+++ Excerpted data +++

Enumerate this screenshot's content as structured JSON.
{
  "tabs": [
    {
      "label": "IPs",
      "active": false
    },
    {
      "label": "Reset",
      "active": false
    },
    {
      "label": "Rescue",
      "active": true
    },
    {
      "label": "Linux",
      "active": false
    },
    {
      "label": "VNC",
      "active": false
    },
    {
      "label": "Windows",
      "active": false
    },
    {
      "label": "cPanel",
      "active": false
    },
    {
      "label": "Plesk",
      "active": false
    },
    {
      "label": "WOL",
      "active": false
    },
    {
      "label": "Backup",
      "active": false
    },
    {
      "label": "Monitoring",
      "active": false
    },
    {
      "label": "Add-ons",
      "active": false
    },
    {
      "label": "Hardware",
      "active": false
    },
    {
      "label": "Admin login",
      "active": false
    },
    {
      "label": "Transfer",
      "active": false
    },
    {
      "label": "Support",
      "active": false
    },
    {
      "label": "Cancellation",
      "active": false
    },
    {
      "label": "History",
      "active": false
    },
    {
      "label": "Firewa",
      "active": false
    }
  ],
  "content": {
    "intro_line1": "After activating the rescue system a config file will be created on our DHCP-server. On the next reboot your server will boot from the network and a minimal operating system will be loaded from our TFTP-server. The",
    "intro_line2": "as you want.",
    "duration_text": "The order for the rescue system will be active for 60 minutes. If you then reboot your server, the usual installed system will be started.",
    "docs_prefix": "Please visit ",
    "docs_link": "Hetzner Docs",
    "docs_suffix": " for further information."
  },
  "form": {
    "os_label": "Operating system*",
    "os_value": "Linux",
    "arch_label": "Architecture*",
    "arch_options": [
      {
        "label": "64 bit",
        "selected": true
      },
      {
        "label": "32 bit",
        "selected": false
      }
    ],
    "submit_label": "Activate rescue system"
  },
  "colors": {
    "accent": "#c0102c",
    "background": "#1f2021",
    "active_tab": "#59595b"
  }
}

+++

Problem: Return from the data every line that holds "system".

Finished exercise:
    "intro_line1": "After activating the rescue system a config file will be created on our DHCP-server. On the next reboot your server will boot from the network and a minimal operating system will be loaded from our TFTP-server. The",
    "duration_text": "The order for the rescue system will be active for 60 minutes. If you then reboot your server, the usual installed system will be started.",
    "os_label": "Operating system*",
    "submit_label": "Activate rescue system"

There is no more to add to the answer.